Of the entries that follow, how many lines hold the word "from"? Reply with the number only.

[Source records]
#####
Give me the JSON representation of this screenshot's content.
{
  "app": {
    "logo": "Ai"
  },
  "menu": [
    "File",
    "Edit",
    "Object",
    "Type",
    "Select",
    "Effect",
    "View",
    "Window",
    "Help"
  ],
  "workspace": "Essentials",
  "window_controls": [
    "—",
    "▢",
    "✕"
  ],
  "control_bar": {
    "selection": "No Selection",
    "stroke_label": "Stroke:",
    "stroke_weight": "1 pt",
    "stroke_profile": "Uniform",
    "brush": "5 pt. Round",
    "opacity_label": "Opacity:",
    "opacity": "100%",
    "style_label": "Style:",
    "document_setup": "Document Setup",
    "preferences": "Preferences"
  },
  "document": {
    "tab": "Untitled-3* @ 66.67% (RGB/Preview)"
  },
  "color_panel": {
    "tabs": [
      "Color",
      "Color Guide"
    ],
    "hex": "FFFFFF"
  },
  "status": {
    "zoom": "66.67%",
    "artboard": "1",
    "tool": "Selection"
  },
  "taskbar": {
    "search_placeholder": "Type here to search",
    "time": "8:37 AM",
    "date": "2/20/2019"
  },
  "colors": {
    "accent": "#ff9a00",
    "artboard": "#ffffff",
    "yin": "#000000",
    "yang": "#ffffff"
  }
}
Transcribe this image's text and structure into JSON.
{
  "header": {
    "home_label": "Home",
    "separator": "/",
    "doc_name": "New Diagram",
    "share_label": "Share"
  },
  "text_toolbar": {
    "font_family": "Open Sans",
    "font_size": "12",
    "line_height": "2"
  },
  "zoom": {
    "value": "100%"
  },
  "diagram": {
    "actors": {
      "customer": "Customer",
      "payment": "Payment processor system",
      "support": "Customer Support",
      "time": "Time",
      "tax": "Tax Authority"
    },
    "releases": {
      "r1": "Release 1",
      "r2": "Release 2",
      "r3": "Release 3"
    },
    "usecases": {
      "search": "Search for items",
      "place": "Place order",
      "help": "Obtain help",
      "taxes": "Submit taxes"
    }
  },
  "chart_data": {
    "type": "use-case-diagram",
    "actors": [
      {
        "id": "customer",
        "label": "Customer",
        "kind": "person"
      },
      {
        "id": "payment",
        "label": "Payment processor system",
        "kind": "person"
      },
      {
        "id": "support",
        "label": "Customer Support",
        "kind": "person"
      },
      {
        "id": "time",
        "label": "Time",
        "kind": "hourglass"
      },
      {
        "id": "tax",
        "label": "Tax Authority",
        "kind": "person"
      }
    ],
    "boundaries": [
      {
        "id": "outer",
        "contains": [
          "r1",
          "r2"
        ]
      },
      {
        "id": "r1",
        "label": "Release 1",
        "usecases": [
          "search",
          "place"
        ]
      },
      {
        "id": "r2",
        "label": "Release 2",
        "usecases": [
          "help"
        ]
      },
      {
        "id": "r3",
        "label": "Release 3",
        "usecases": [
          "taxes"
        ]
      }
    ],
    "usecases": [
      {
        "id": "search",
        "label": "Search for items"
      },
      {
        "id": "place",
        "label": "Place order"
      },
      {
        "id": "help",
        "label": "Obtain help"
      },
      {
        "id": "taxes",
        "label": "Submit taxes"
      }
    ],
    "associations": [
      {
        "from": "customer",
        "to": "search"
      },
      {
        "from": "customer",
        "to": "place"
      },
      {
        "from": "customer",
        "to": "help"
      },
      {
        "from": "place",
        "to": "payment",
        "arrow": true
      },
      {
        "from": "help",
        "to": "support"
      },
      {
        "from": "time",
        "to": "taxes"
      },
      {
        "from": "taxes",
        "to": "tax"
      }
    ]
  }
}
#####
Your solution
7